### [Exercise]
In the records that follow, find each line containing "Height" and copy it.
═══
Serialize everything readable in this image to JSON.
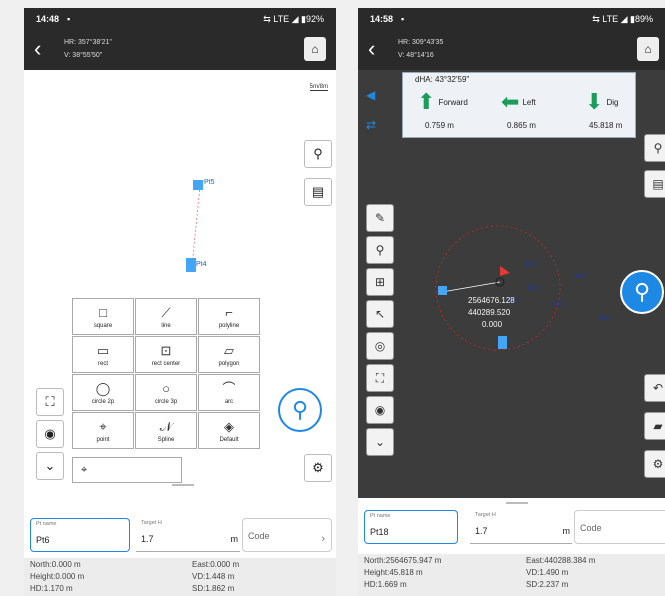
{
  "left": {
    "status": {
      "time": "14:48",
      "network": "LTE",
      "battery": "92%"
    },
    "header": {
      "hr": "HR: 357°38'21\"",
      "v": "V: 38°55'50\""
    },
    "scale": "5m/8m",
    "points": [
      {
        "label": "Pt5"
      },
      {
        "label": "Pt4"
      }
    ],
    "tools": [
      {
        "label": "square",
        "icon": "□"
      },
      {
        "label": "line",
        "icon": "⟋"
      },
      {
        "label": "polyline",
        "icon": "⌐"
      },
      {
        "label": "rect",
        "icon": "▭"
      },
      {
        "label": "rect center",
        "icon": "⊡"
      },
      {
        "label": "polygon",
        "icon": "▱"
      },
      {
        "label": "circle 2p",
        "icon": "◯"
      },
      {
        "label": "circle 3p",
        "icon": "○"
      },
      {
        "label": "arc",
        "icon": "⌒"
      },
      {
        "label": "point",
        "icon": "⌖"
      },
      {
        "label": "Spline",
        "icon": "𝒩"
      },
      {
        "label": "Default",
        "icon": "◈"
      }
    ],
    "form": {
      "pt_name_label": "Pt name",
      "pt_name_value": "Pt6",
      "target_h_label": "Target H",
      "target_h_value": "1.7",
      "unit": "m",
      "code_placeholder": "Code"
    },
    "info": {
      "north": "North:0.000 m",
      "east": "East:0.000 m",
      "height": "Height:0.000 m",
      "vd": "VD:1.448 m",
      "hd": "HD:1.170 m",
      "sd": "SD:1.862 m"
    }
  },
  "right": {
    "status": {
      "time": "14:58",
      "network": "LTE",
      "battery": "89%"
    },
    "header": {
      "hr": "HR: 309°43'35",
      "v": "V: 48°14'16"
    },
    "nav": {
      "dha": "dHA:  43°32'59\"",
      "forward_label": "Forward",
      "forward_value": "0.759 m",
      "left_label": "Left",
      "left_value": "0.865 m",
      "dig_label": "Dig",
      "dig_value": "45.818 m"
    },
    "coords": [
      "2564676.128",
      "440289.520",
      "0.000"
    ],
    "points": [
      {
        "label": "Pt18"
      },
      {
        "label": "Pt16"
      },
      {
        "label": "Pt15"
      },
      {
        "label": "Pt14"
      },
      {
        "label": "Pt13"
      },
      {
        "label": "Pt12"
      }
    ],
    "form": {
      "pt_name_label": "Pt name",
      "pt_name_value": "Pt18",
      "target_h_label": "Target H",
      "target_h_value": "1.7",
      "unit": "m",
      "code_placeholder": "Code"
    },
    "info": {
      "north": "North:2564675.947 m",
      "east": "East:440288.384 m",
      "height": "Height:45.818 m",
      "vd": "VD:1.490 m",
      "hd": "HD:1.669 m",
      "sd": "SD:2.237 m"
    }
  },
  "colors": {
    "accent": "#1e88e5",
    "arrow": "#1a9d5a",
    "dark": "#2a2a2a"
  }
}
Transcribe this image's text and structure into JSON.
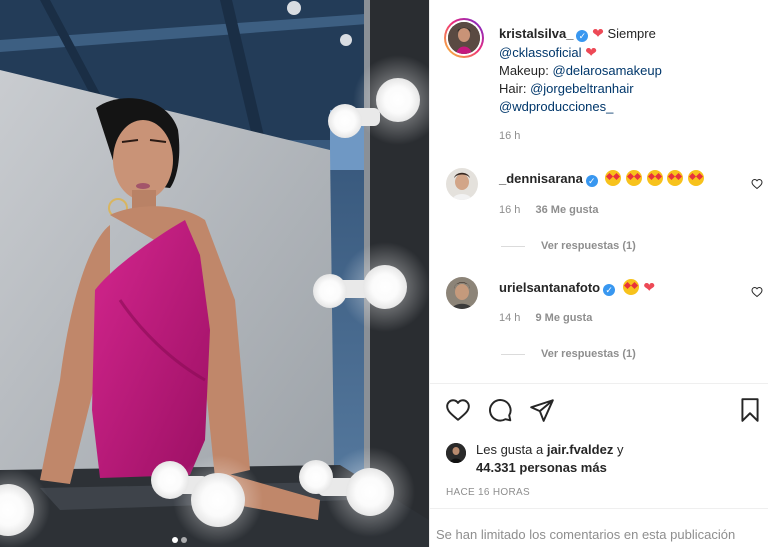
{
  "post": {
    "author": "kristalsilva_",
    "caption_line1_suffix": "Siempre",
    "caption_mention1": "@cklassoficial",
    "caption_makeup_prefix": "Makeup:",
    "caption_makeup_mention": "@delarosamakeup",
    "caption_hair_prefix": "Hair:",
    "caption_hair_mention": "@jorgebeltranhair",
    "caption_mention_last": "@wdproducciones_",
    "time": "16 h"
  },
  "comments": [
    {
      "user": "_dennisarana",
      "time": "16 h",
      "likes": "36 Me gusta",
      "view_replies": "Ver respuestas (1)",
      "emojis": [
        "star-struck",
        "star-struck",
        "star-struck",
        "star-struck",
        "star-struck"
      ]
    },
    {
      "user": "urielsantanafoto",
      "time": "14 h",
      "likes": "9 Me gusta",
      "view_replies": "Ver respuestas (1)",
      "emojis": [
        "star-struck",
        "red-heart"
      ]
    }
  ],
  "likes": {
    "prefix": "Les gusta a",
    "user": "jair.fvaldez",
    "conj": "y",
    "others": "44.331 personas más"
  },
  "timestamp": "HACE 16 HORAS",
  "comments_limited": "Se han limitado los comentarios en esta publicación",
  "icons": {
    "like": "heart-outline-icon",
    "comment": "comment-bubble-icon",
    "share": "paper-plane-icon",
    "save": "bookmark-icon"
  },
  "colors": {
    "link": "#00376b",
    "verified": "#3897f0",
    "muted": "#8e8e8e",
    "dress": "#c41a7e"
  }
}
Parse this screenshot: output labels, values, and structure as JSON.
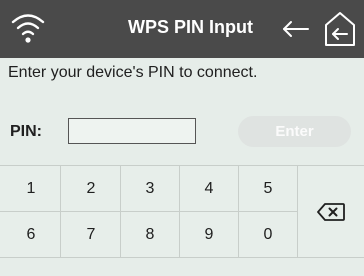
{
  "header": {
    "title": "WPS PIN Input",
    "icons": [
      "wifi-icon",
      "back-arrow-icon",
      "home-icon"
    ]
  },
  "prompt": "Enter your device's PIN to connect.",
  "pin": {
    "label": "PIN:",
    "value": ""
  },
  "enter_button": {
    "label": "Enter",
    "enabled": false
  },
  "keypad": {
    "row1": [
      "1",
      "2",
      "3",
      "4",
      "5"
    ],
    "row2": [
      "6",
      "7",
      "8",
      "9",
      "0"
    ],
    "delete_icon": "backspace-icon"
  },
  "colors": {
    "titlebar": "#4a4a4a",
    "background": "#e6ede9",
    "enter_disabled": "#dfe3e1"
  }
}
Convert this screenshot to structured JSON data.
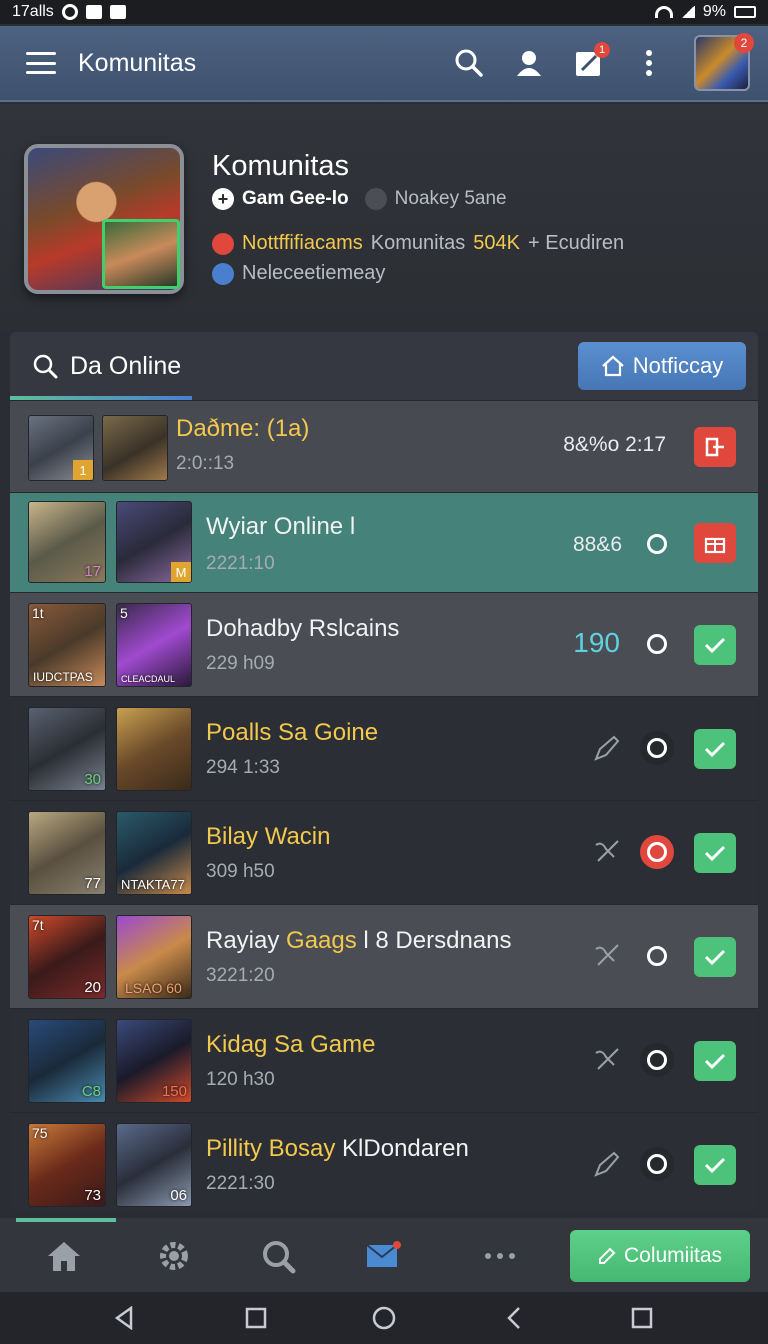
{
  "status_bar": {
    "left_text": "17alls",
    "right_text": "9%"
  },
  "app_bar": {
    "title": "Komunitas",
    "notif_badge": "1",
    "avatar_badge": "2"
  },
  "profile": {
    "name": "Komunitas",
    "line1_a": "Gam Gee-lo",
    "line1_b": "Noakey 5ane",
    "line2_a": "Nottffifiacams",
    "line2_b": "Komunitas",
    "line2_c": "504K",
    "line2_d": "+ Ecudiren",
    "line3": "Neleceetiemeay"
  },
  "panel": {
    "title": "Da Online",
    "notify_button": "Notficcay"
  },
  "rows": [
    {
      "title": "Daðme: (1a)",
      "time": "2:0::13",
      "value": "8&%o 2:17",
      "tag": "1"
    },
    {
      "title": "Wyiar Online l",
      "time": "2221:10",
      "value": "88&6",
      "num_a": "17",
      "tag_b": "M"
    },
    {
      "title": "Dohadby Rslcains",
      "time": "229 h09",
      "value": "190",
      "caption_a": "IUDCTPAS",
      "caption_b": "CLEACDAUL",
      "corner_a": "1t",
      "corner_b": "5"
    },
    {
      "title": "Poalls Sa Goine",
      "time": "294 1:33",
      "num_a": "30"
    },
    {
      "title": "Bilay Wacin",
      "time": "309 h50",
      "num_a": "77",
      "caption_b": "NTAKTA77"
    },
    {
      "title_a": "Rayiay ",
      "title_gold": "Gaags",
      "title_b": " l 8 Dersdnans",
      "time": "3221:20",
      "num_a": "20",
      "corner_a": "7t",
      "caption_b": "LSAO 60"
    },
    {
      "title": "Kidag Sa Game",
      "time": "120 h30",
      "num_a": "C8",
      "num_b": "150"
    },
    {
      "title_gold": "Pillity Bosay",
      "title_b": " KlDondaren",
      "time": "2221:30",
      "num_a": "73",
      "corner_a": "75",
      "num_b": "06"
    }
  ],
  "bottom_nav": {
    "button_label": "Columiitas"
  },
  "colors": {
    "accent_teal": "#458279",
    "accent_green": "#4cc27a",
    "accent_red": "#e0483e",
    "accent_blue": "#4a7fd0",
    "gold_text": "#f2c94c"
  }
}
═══
### [Solution below]
      "height": "Height:0.000 m",
      "height": "Height:45.818 m",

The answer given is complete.